So, at the end, once the corrupt fox is being crucified, it will shout “forgive them father, even though they know well what they are doing”.

1 Comment

Harald Bongwater · 19 April 2021 at 8:01 am

To my mind these increasingly decrepit rituals of accountability and transparency are remnants of a time where politicians could not so easily govern in spite of themselves (their corruptions and proclivities). There are two main reasons why I view this to be true. First of all, Europe or the West, including Malta, is experiencing a time where the majority of people are afforded enough “value,” to either have the hope of acquiring more, or fear loosing what they already have. The elite “agreement” or “understanding,” whereby they play at leadership, is tacitly supported by the people, so long as they have more to loose than they stand to gain by revolution (breaking the agreement). However, in less certain or satisfying times, the “agreement” must be, in turn, more competitive at selling a vision and keeping up appearances. The stagnance or sterility of current politics can be attributed the fear of loosing what we have, at the expense of efficiency and progress.

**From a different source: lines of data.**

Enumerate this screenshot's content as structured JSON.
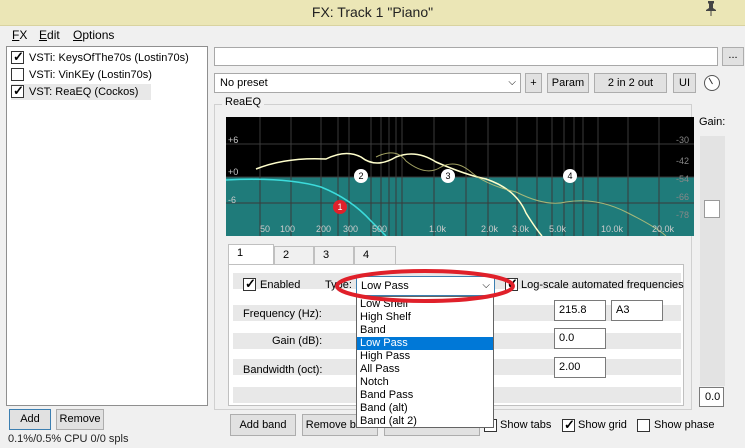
{
  "window": {
    "title": "FX: Track 1 \"Piano\"",
    "pin_icon": "pin-icon",
    "close_label": "✕"
  },
  "menu": [
    {
      "label": "FX",
      "hot": "F",
      "rest": "X"
    },
    {
      "label": "Edit",
      "hot": "E",
      "rest": "dit"
    },
    {
      "label": "Options",
      "hot": "O",
      "rest": "ptions"
    }
  ],
  "fx_chain": [
    {
      "label": "VSTi: KeysOfThe70s (Lostin70s)",
      "checked": true
    },
    {
      "label": "VSTi: VinKEy (Lostin70s)",
      "checked": false
    },
    {
      "label": "VST: ReaEQ (Cockos)",
      "checked": true
    }
  ],
  "left_buttons": {
    "add": "Add",
    "remove": "Remove"
  },
  "status": "0.1%/0.5% CPU 0/0 spls",
  "top_bar": {
    "search_button": "...",
    "preset": "No preset",
    "plus": "+",
    "param": "Param",
    "io": "2 in 2 out",
    "ui": "UI"
  },
  "plugin": {
    "name": "ReaEQ",
    "gain_label": "Gain:",
    "gain_value": "0.0",
    "graph": {
      "db_labels_left": [
        "+6",
        "+0",
        "-6"
      ],
      "db_labels_right": [
        "-30",
        "-42",
        "-54",
        "-66",
        "-78"
      ],
      "freq_labels": [
        "50",
        "100",
        "200",
        "300",
        "500",
        "1.0k",
        "2.0k",
        "3.0k",
        "5.0k",
        "10.0k",
        "20.0k"
      ],
      "band_markers": [
        "1",
        "2",
        "3",
        "4"
      ]
    },
    "tabs": [
      "1",
      "2",
      "3",
      "4"
    ],
    "band": {
      "enabled_label": "Enabled",
      "enabled": true,
      "type_label": "Type:",
      "type_value": "Low Pass",
      "logscale_label": "Log-scale automated frequencies",
      "logscale_checked": true,
      "freq_label": "Frequency (Hz):",
      "freq_value": "215.8",
      "note_value": "A3",
      "gain_label": "Gain (dB):",
      "gain_value": "0.0",
      "bw_label": "Bandwidth (oct):",
      "bw_value": "2.00"
    },
    "type_options": [
      "Low Shelf",
      "High Shelf",
      "Band",
      "Low Pass",
      "High Pass",
      "All Pass",
      "Notch",
      "Band Pass",
      "Band (alt)",
      "Band (alt 2)"
    ],
    "type_selected": "Low Pass",
    "bottom": {
      "add_band": "Add band",
      "remove_band": "Remove band",
      "reset": "Reset to defaults",
      "show_tabs": "Show tabs",
      "show_grid": "Show grid",
      "show_phase": "Show phase",
      "show_tabs_checked": false,
      "show_grid_checked": true,
      "show_phase_checked": false
    }
  },
  "colors": {
    "title_bar": "#ebe6b6",
    "eq_background": "#000000",
    "eq_fill": "#1f7b7a",
    "eq_curve": "#ffffcc",
    "lowpass_curve": "#3cdcdc",
    "selection": "#0078d7",
    "highlight_circle": "#e0202a"
  }
}
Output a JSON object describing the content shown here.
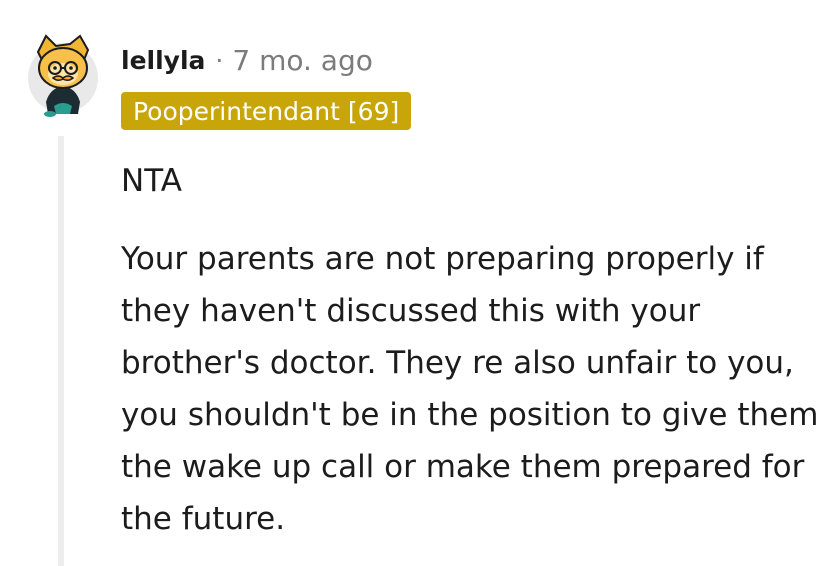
{
  "comment": {
    "username": "lellyla",
    "separator": "·",
    "timestamp": "7 mo. ago",
    "flair": "Pooperintendant [69]",
    "flair_color": "#c8a60a",
    "paragraphs": [
      "NTA",
      "Your parents are not preparing properly if they haven't discussed this with your brother's doctor. They re also unfair to you, you shouldn't be in the position to give them the wake up call or make them prepared for the future."
    ],
    "avatar_icon": "snoo-avatar-icon"
  }
}
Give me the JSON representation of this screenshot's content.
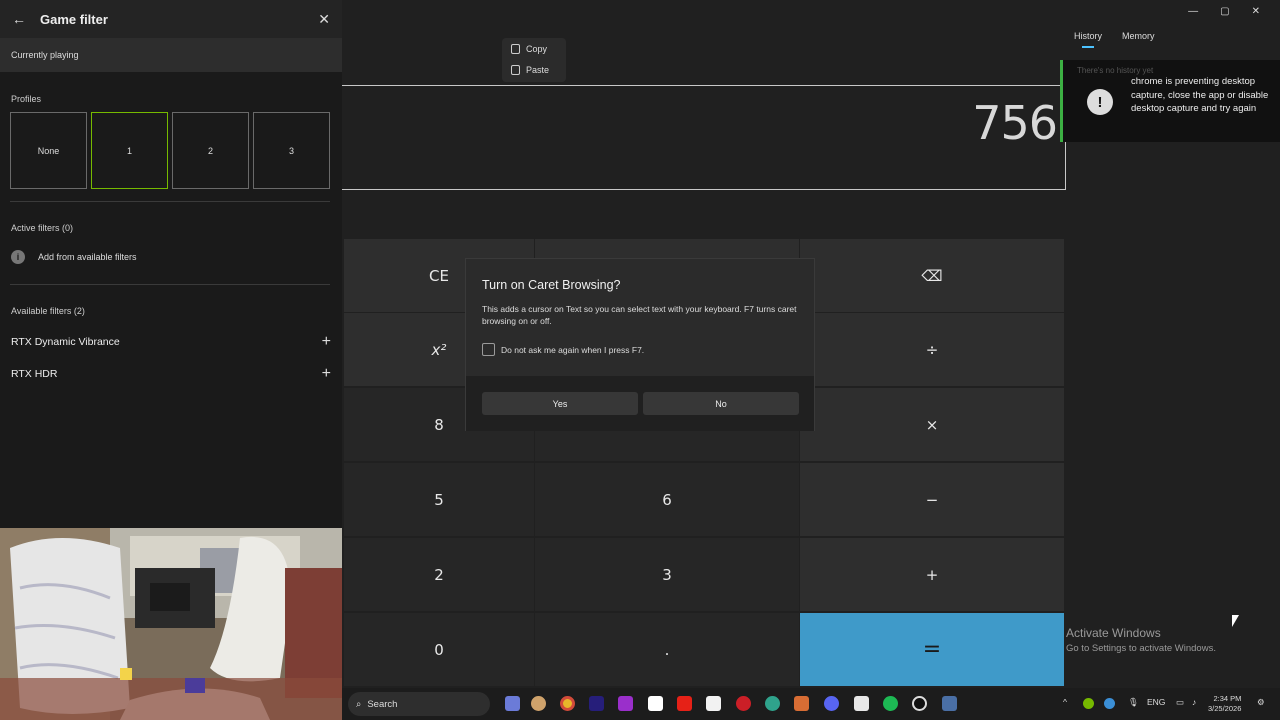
{
  "calculator": {
    "display_value": "756",
    "context_menu": [
      "Copy",
      "Paste"
    ],
    "keys": {
      "ce": "CE",
      "x_squared": "x²",
      "eight": "8",
      "five": "5",
      "six": "6",
      "two": "2",
      "three": "3",
      "zero": "0",
      "decimal": ".",
      "equals": "=",
      "backspace": "⌫",
      "divide": "÷",
      "multiply": "×",
      "minus": "−",
      "plus": "+"
    },
    "tabs": [
      "History",
      "Memory"
    ],
    "window_controls": [
      "—",
      "▢",
      "✕"
    ]
  },
  "toast": {
    "ghost_text": "There's no history yet",
    "message": "chrome is preventing desktop capture, close the app or disable desktop capture and try again",
    "icon": "!"
  },
  "activate_windows": {
    "title": "Activate Windows",
    "subtitle": "Go to Settings to activate Windows."
  },
  "game_filter": {
    "title": "Game filter",
    "currently_playing": "Currently playing",
    "profiles_label": "Profiles",
    "profiles": [
      "None",
      "1",
      "2",
      "3"
    ],
    "active_profile": "1",
    "active_filters_label": "Active filters (0)",
    "add_filters": "Add from available filters",
    "available_filters_label": "Available filters (2)",
    "available_filters": [
      "RTX Dynamic Vibrance",
      "RTX HDR"
    ]
  },
  "dialog": {
    "title": "Turn on Caret Browsing?",
    "body": "This adds a cursor on Text so you can select text with your keyboard. F7 turns caret browsing on or off.",
    "checkbox_label": "Do not ask me again when I press F7.",
    "yes": "Yes",
    "no": "No"
  },
  "taskbar": {
    "search_placeholder": "Search",
    "lang": "ENG",
    "time": "2:34 PM",
    "date": "3/25/2026",
    "accent": "#3f9ac9"
  }
}
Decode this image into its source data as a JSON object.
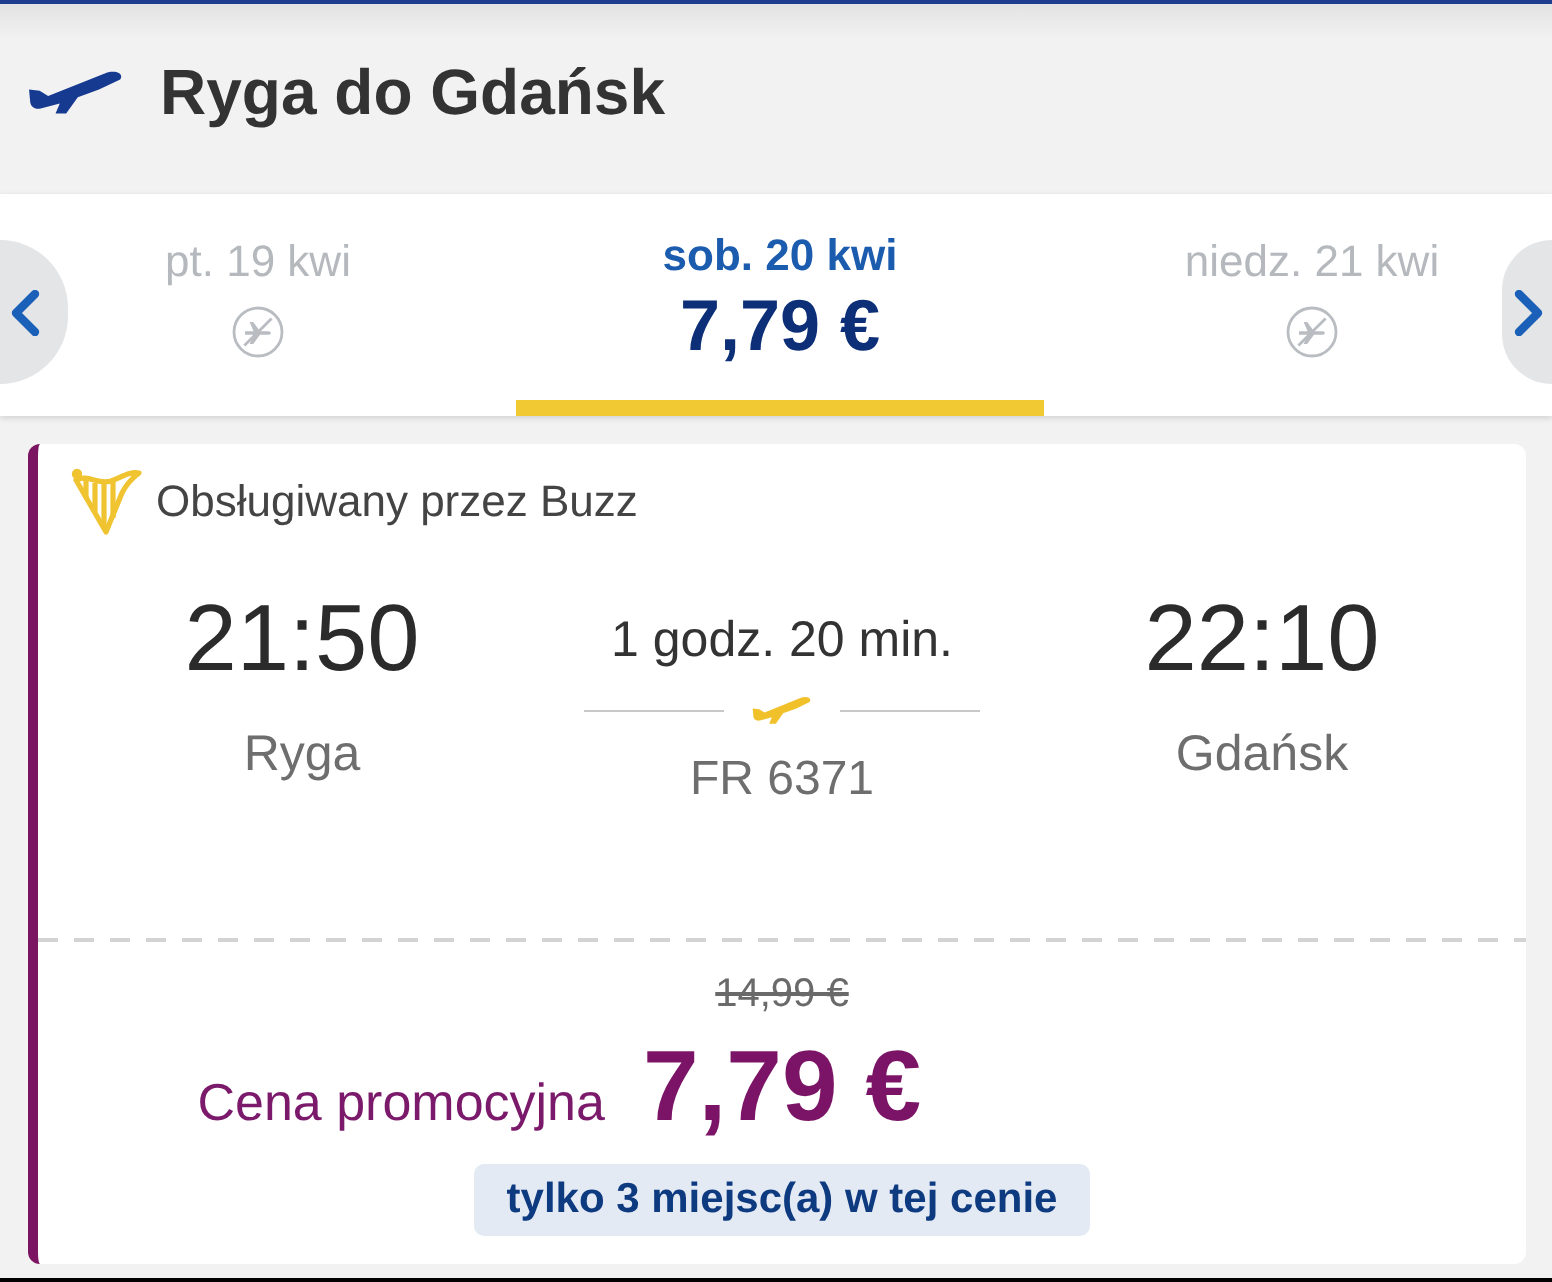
{
  "header": {
    "title": "Ryga do Gdańsk"
  },
  "date_tabs": [
    {
      "date": "pt. 19 kwi",
      "no_flights": true,
      "selected": false
    },
    {
      "date": "sob. 20 kwi",
      "price": "7,79 €",
      "no_flights": false,
      "selected": true
    },
    {
      "date": "niedz. 21 kwi",
      "no_flights": true,
      "selected": false
    }
  ],
  "flight": {
    "operator": "Obsługiwany przez Buzz",
    "departure": {
      "time": "21:50",
      "city": "Ryga"
    },
    "duration": "1 godz. 20 min.",
    "flight_number": "FR 6371",
    "arrival": {
      "time": "22:10",
      "city": "Gdańsk"
    }
  },
  "fare": {
    "original_price": "14,99 €",
    "label": "Cena promocyjna",
    "price": "7,79 €",
    "availability": "tylko 3 miejsc(a) w tej cenie"
  }
}
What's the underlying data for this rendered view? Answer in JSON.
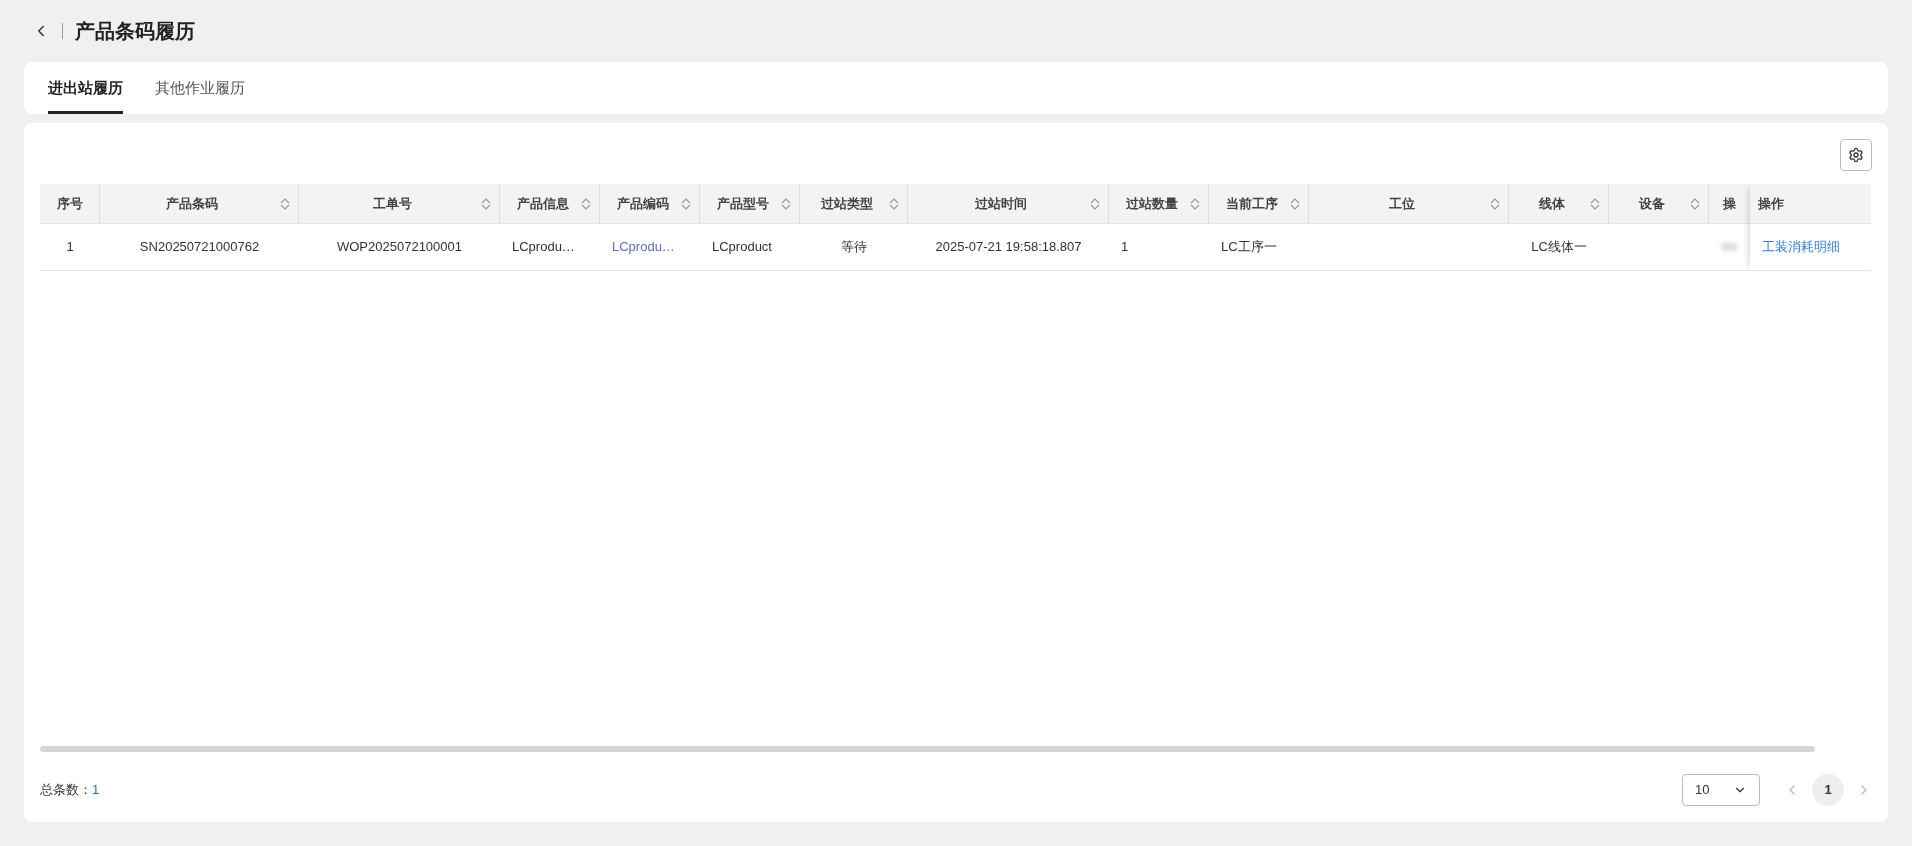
{
  "page_title": "产品条码履历",
  "tabs": [
    {
      "label": "进出站履历",
      "selected": true
    },
    {
      "label": "其他作业履历",
      "selected": false
    }
  ],
  "table": {
    "columns": [
      {
        "title": "序号",
        "sortable": false
      },
      {
        "title": "产品条码",
        "sortable": true
      },
      {
        "title": "工单号",
        "sortable": true
      },
      {
        "title": "产品信息",
        "sortable": true
      },
      {
        "title": "产品编码",
        "sortable": true
      },
      {
        "title": "产品型号",
        "sortable": true
      },
      {
        "title": "过站类型",
        "sortable": true
      },
      {
        "title": "过站时间",
        "sortable": true
      },
      {
        "title": "过站数量",
        "sortable": true
      },
      {
        "title": "当前工序",
        "sortable": true
      },
      {
        "title": "工位",
        "sortable": true
      },
      {
        "title": "线体",
        "sortable": true
      },
      {
        "title": "设备",
        "sortable": true
      },
      {
        "title": "操",
        "sortable": false
      }
    ],
    "rows": [
      {
        "cells": [
          {
            "text": "1",
            "kind": "text"
          },
          {
            "text": "SN20250721000762",
            "kind": "text"
          },
          {
            "text": "WOP2025072100001",
            "kind": "text"
          },
          {
            "text": "LCprodu…",
            "kind": "text"
          },
          {
            "text": "LCprodu…",
            "kind": "link"
          },
          {
            "text": "LCproduct",
            "kind": "text"
          },
          {
            "text": "等待",
            "kind": "text"
          },
          {
            "text": "2025-07-21 19:58:18.807",
            "kind": "text"
          },
          {
            "text": "1",
            "kind": "text"
          },
          {
            "text": "LC工序一",
            "kind": "text"
          },
          {
            "text": "",
            "kind": "text"
          },
          {
            "text": "LC线体一",
            "kind": "text"
          },
          {
            "text": "",
            "kind": "text"
          },
          {
            "text": "",
            "kind": "blurred"
          }
        ],
        "action": "工装消耗明细"
      }
    ],
    "action_column": "操作"
  },
  "footer": {
    "total_label": "总条数：",
    "total": "1",
    "page_size": "10",
    "pages": [
      {
        "label": "1",
        "selected": true
      }
    ]
  }
}
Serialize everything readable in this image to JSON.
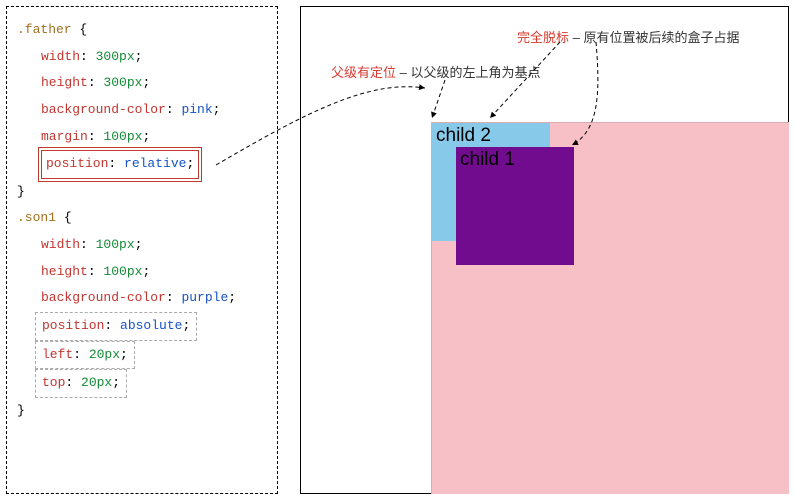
{
  "code": {
    "rule1_selector": ".father",
    "rule1_props": {
      "width": {
        "prop": "width",
        "val": "300px",
        "kind": "num"
      },
      "height": {
        "prop": "height",
        "val": "300px",
        "kind": "num"
      },
      "bgc": {
        "prop": "background-color",
        "val": "pink",
        "kind": "val"
      },
      "margin": {
        "prop": "margin",
        "val": "100px",
        "kind": "num"
      },
      "position": {
        "prop": "position",
        "val": "relative",
        "kind": "val"
      }
    },
    "rule2_selector": ".son1",
    "rule2_props": {
      "width": {
        "prop": "width",
        "val": "100px",
        "kind": "num"
      },
      "height": {
        "prop": "height",
        "val": "100px",
        "kind": "num"
      },
      "bgc": {
        "prop": "background-color",
        "val": "purple",
        "kind": "val"
      },
      "position": {
        "prop": "position",
        "val": "absolute",
        "kind": "val"
      },
      "left": {
        "prop": "left",
        "val": "20px",
        "kind": "num"
      },
      "top": {
        "prop": "top",
        "val": "20px",
        "kind": "num"
      }
    },
    "brace_open": " {",
    "brace_close": "}",
    "colon": ": ",
    "semicolon": ";"
  },
  "render": {
    "child1_label": "child 1",
    "child2_label": "child 2"
  },
  "annotations": {
    "a1_red": "父级有定位",
    "a1_rest": " – 以父级的左上角为基点",
    "a2_red": "完全脱标",
    "a2_rest": " – 原有位置被后续的盒子占据"
  }
}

The second point, perhaps best applies to Malta but is also relevant elsewhere. The representativeness of governance has become increasingly obsolete in times of supranational concerns and responsibilities, many countries could be more successful governed by appointed functionary magistrates than by unpredictable elected officials. At least magistrates can be held accountable to something more than their popularity. The result of this devolution of representative democracy are leaders who serve only as placeholders in a political and economic status quo. Politicians and voters alike are obviously aware of their inconsequence within the greater framework, as you suggest this leads the increasing revelation of shit. However, the rituals of political correctness* are a remnant of a time when national sovereignty was the ground upon which politics operated, and when there was still a diversity of paths down which nations could progress.

The uninspiring organs of ideology are laid bare for all to see because ideology does not need to be inspiring. Much of the West has recognized itself as the global middle class, more afraid of loosing that status than of wanting political vitality.


Leave a Reply

Avatar placeholder

Your email address will not be published. Required fields are marked *